- HEIs in offering recognised programme content to students and employers who partner on the programme delivery
- Future employers of graduating students in employing students with the expected community development skills
- Communities who are supported by the community development workers of the future
The steps outlined below are intended to support the needs of each of the above in these changing times. Additionally, the stages outlined below have been produced while seeking to ensure that:
- Students are not unnecessarily disadvantaged by their adoption (no detriment in QAA speak)
- Attempting to avoid compounding issues by requiring students to catch up as well as completing academic work and further placement activity
- Considering alternative measures including digital work for evidencing competence
- Trusting the professional judgement of teams offering endorsed community development programmes
ESB: Our Repsonse and Guidance for Covid-19 (coronavirus)
As a response to the ongoing developments for HEIs in readiness and response to COVI-19 (Coronavirus) preparations, the following guidelines are being applied by ESB:
The potential consequences of COVID-19 (including the temporary closure of settings) are that some students may be prevented from completing the required assessed professional practice as part of their ESB endorsed programme. This ESB guidance is intended to assist with managing and minimising disruption to students and HEIs while seeking to ensure that the quality of degree programmes is not compromised.
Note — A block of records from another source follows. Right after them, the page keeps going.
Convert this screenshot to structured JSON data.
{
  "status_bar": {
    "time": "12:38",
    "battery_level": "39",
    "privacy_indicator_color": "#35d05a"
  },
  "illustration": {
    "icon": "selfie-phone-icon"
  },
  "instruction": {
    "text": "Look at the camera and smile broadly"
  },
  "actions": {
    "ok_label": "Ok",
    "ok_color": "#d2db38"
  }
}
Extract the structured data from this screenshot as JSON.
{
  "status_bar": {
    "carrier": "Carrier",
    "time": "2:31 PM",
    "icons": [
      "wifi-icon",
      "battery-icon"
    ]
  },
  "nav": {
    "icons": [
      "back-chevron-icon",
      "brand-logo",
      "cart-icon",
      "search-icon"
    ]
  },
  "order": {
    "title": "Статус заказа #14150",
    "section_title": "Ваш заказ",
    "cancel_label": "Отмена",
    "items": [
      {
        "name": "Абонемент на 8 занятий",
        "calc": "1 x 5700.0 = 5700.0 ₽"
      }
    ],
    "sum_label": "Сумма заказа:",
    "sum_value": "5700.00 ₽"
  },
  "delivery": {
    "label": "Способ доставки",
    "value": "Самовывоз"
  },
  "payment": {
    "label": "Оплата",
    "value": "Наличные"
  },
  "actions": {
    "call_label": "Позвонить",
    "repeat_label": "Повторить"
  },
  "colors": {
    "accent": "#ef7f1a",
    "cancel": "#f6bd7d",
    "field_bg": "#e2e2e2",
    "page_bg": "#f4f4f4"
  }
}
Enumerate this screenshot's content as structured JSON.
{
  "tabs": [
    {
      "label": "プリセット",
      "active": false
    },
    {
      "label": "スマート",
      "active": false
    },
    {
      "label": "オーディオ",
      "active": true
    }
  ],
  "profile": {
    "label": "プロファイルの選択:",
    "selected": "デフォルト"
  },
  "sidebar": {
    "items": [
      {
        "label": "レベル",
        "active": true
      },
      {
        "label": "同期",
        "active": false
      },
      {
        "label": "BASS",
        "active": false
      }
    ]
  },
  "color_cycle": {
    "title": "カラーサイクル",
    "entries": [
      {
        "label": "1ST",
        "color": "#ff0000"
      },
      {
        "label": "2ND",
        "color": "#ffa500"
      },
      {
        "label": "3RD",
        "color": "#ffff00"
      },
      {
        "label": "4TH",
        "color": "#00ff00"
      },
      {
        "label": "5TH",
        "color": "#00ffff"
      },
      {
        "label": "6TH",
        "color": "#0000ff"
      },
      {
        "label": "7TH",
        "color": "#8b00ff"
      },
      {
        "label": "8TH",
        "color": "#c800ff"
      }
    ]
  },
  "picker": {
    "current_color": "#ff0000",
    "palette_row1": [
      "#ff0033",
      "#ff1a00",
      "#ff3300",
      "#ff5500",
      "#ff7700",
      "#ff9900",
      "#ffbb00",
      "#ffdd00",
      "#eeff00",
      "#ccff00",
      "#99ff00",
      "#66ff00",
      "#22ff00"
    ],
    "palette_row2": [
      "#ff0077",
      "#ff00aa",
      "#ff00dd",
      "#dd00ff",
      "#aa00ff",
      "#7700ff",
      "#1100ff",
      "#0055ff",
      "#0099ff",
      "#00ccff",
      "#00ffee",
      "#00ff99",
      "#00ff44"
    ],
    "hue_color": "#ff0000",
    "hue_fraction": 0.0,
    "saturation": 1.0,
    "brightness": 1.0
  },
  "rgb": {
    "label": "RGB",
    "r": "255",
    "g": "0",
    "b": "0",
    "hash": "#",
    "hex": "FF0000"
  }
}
The assumption in the guidance is that programme design will not change as a result of an outbreak of Covid-19 but that HEI’s will use flexibility in how practice is embedded in the curriculum over the duration of a programme. In all situations, we are keen to work alongside HEIs to ensure that no students are at risk of not achieving the standards because insufficient time had been afforded to practice, whilst ensuring care to trainees’ wellbeing and safety.